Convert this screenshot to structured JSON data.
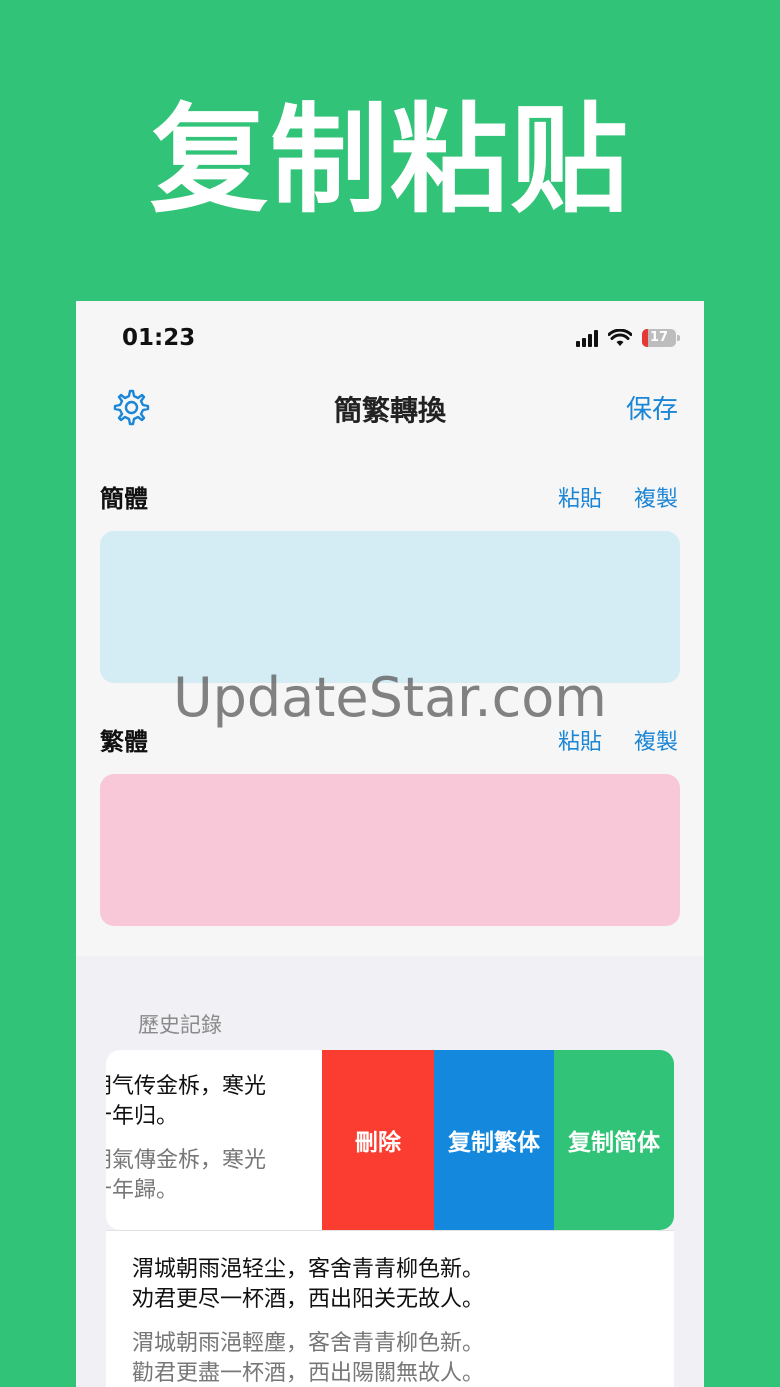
{
  "banner": {
    "title": "复制粘贴"
  },
  "status": {
    "time": "01:23",
    "battery": "17"
  },
  "nav": {
    "title": "簡繁轉換",
    "save_label": "保存",
    "settings_icon": "gear-icon"
  },
  "simplified": {
    "label": "簡體",
    "paste_label": "粘貼",
    "copy_label": "複製"
  },
  "traditional": {
    "label": "繁體",
    "paste_label": "粘貼",
    "copy_label": "複製"
  },
  "history": {
    "title": "歷史記錄",
    "items": [
      {
        "simplified_lines": [
          "朔气传金柝，寒光",
          "十年归。"
        ],
        "traditional_lines": [
          "朔氣傳金柝，寒光",
          "十年歸。"
        ],
        "actions": {
          "delete": "刪除",
          "copy_traditional": "复制繁体",
          "copy_simplified": "复制简体"
        }
      },
      {
        "simplified_lines": [
          "渭城朝雨浥轻尘，客舍青青柳色新。",
          "劝君更尽一杯酒，西出阳关无故人。"
        ],
        "traditional_lines": [
          "渭城朝雨浥輕塵，客舍青青柳色新。",
          "勸君更盡一杯酒，西出陽關無故人。"
        ]
      }
    ]
  },
  "watermark": "UpdateStar.com",
  "colors": {
    "background": "#31c377",
    "accent": "#1c86d6",
    "delete": "#fb3c30",
    "copy_trad": "#1488dc",
    "copy_simp": "#31c377"
  }
}
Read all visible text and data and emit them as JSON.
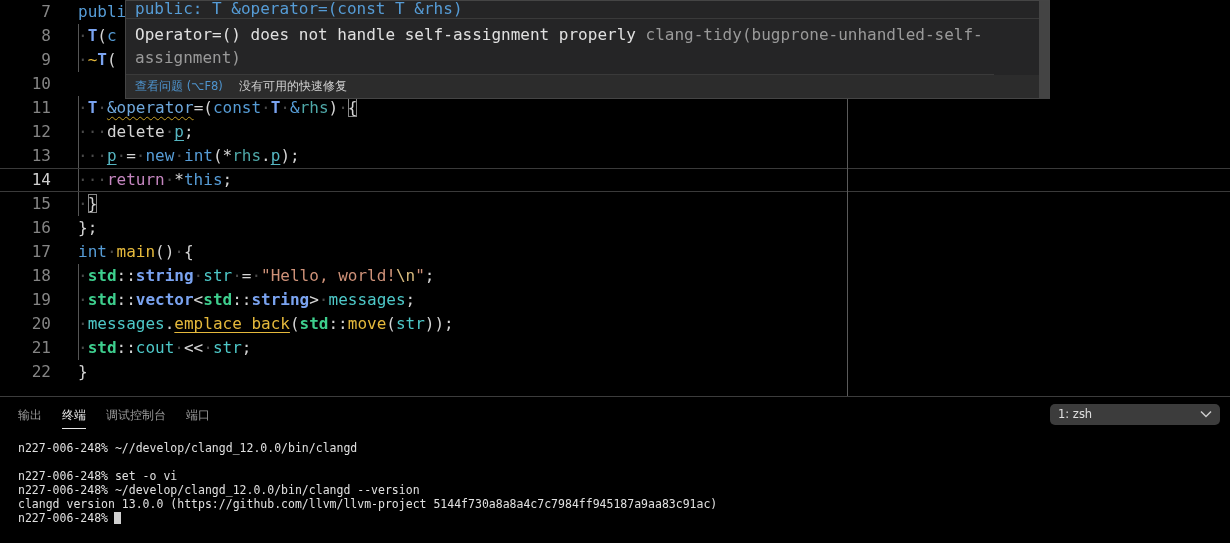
{
  "editor": {
    "lines": [
      {
        "number": "7",
        "current": false,
        "tokens": [
          {
            "kind": "kw",
            "text": "publi"
          }
        ]
      },
      {
        "number": "8",
        "current": false,
        "tokens": [
          {
            "kind": "ws",
            "text": "·"
          },
          {
            "kind": "type",
            "text": "T"
          },
          {
            "kind": "plain",
            "text": "("
          },
          {
            "kind": "kw",
            "text": "c"
          }
        ]
      },
      {
        "number": "9",
        "current": false,
        "tokens": [
          {
            "kind": "ws",
            "text": "·"
          },
          {
            "kind": "fn",
            "text": "~"
          },
          {
            "kind": "type",
            "text": "T"
          },
          {
            "kind": "plain",
            "text": "("
          }
        ]
      },
      {
        "number": "10",
        "current": false
      },
      {
        "number": "11",
        "current": false,
        "tokens": [
          {
            "kind": "ws",
            "text": "·"
          },
          {
            "kind": "type",
            "text": "T"
          },
          {
            "kind": "ws",
            "text": "·"
          },
          {
            "kind": "warn",
            "text": "&operator"
          },
          {
            "kind": "plain",
            "text": "=("
          },
          {
            "kind": "kw",
            "text": "const"
          },
          {
            "kind": "ws",
            "text": "·"
          },
          {
            "kind": "type",
            "text": "T"
          },
          {
            "kind": "ws",
            "text": "·"
          },
          {
            "kind": "kw",
            "text": "&"
          },
          {
            "kind": "param",
            "text": "rhs"
          },
          {
            "kind": "plain",
            "text": ")"
          },
          {
            "kind": "ws",
            "text": "·"
          },
          {
            "kind": "bracket",
            "text": "{"
          }
        ]
      },
      {
        "number": "12",
        "current": false,
        "tokens": [
          {
            "kind": "ws",
            "text": "···"
          },
          {
            "kind": "plain",
            "text": "delete"
          },
          {
            "kind": "ws",
            "text": "·"
          },
          {
            "kind": "field",
            "text": "p"
          },
          {
            "kind": "plain",
            "text": ";"
          }
        ]
      },
      {
        "number": "13",
        "current": false,
        "tokens": [
          {
            "kind": "ws",
            "text": "···"
          },
          {
            "kind": "field",
            "text": "p"
          },
          {
            "kind": "ws",
            "text": "·"
          },
          {
            "kind": "plain",
            "text": "="
          },
          {
            "kind": "ws",
            "text": "·"
          },
          {
            "kind": "kw",
            "text": "new"
          },
          {
            "kind": "ws",
            "text": "·"
          },
          {
            "kind": "kw",
            "text": "int"
          },
          {
            "kind": "plain",
            "text": "(*"
          },
          {
            "kind": "param",
            "text": "rhs"
          },
          {
            "kind": "plain",
            "text": "."
          },
          {
            "kind": "field",
            "text": "p"
          },
          {
            "kind": "plain",
            "text": ");"
          }
        ]
      },
      {
        "number": "14",
        "current": true,
        "tokens": [
          {
            "kind": "ws",
            "text": "···"
          },
          {
            "kind": "control",
            "text": "return"
          },
          {
            "kind": "ws",
            "text": "·"
          },
          {
            "kind": "plain",
            "text": "*"
          },
          {
            "kind": "kw",
            "text": "this"
          },
          {
            "kind": "plain",
            "text": ";"
          }
        ]
      },
      {
        "number": "15",
        "current": false,
        "tokens": [
          {
            "kind": "ws",
            "text": "·"
          },
          {
            "kind": "bracket",
            "text": "}"
          }
        ]
      },
      {
        "number": "16",
        "current": false,
        "tokens": [
          {
            "kind": "plain",
            "text": "};"
          }
        ]
      },
      {
        "number": "17",
        "current": false,
        "tokens": [
          {
            "kind": "kw",
            "text": "int"
          },
          {
            "kind": "ws",
            "text": "·"
          },
          {
            "kind": "fn",
            "text": "main"
          },
          {
            "kind": "plain",
            "text": "()"
          },
          {
            "kind": "ws",
            "text": "·"
          },
          {
            "kind": "plain",
            "text": "{"
          }
        ]
      },
      {
        "number": "18",
        "current": false,
        "tokens": [
          {
            "kind": "ws",
            "text": "·"
          },
          {
            "kind": "ns",
            "text": "std"
          },
          {
            "kind": "plain",
            "text": "::"
          },
          {
            "kind": "type",
            "text": "string"
          },
          {
            "kind": "ws",
            "text": "·"
          },
          {
            "kind": "var",
            "text": "str"
          },
          {
            "kind": "ws",
            "text": "·"
          },
          {
            "kind": "plain",
            "text": "="
          },
          {
            "kind": "ws",
            "text": "·"
          },
          {
            "kind": "string",
            "text": "\"Hello, world!"
          },
          {
            "kind": "escape",
            "text": "\\n"
          },
          {
            "kind": "string",
            "text": "\""
          },
          {
            "kind": "plain",
            "text": ";"
          }
        ]
      },
      {
        "number": "19",
        "current": false,
        "tokens": [
          {
            "kind": "ws",
            "text": "·"
          },
          {
            "kind": "ns",
            "text": "std"
          },
          {
            "kind": "plain",
            "text": "::"
          },
          {
            "kind": "type",
            "text": "vector"
          },
          {
            "kind": "plain",
            "text": "<"
          },
          {
            "kind": "ns",
            "text": "std"
          },
          {
            "kind": "plain",
            "text": "::"
          },
          {
            "kind": "type",
            "text": "string"
          },
          {
            "kind": "plain",
            "text": ">"
          },
          {
            "kind": "ws",
            "text": "·"
          },
          {
            "kind": "var",
            "text": "messages"
          },
          {
            "kind": "plain",
            "text": ";"
          }
        ]
      },
      {
        "number": "20",
        "current": false,
        "tokens": [
          {
            "kind": "ws",
            "text": "·"
          },
          {
            "kind": "var",
            "text": "messages"
          },
          {
            "kind": "plain",
            "text": "."
          },
          {
            "kind": "call",
            "text": "emplace_back"
          },
          {
            "kind": "plain",
            "text": "("
          },
          {
            "kind": "ns",
            "text": "std"
          },
          {
            "kind": "plain",
            "text": "::"
          },
          {
            "kind": "fn",
            "text": "move"
          },
          {
            "kind": "plain",
            "text": "("
          },
          {
            "kind": "var",
            "text": "str"
          },
          {
            "kind": "plain",
            "text": "));"
          }
        ]
      },
      {
        "number": "21",
        "current": false,
        "tokens": [
          {
            "kind": "ws",
            "text": "·"
          },
          {
            "kind": "ns",
            "text": "std"
          },
          {
            "kind": "plain",
            "text": "::"
          },
          {
            "kind": "var",
            "text": "cout"
          },
          {
            "kind": "ws",
            "text": "·"
          },
          {
            "kind": "plain",
            "text": "<<"
          },
          {
            "kind": "ws",
            "text": "·"
          },
          {
            "kind": "var",
            "text": "str"
          },
          {
            "kind": "plain",
            "text": ";"
          }
        ]
      },
      {
        "number": "22",
        "current": false,
        "tokens": [
          {
            "kind": "plain",
            "text": "}"
          }
        ]
      }
    ]
  },
  "hover": {
    "signature": "public: T &operator=(const T &rhs)",
    "message": "Operator=() does not handle self-assignment properly",
    "source": "clang-tidy(bugprone-unhandled-self-assignment)",
    "link": "查看问题 (⌥F8)",
    "note": "没有可用的快速修复"
  },
  "panel": {
    "tabs": [
      {
        "label": "输出",
        "selected": false
      },
      {
        "label": "终端",
        "selected": true
      },
      {
        "label": "调试控制台",
        "selected": false
      },
      {
        "label": "端口",
        "selected": false
      }
    ],
    "terminal_select": "1: zsh",
    "terminal": {
      "blocks": [
        [
          "n227-006-248% ~//develop/clangd_12.0.0/bin/clangd"
        ],
        [
          "n227-006-248% set -o vi",
          "n227-006-248% ~/develop/clangd_12.0.0/bin/clangd --version",
          "clangd version 13.0.0 (https://github.com/llvm/llvm-project 5144f730a8a8a4c7c7984ff945187a9aa83c91ac)",
          "n227-006-248%"
        ]
      ],
      "cursor": true
    }
  }
}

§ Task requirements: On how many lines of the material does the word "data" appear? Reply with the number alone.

§ Final answer: 2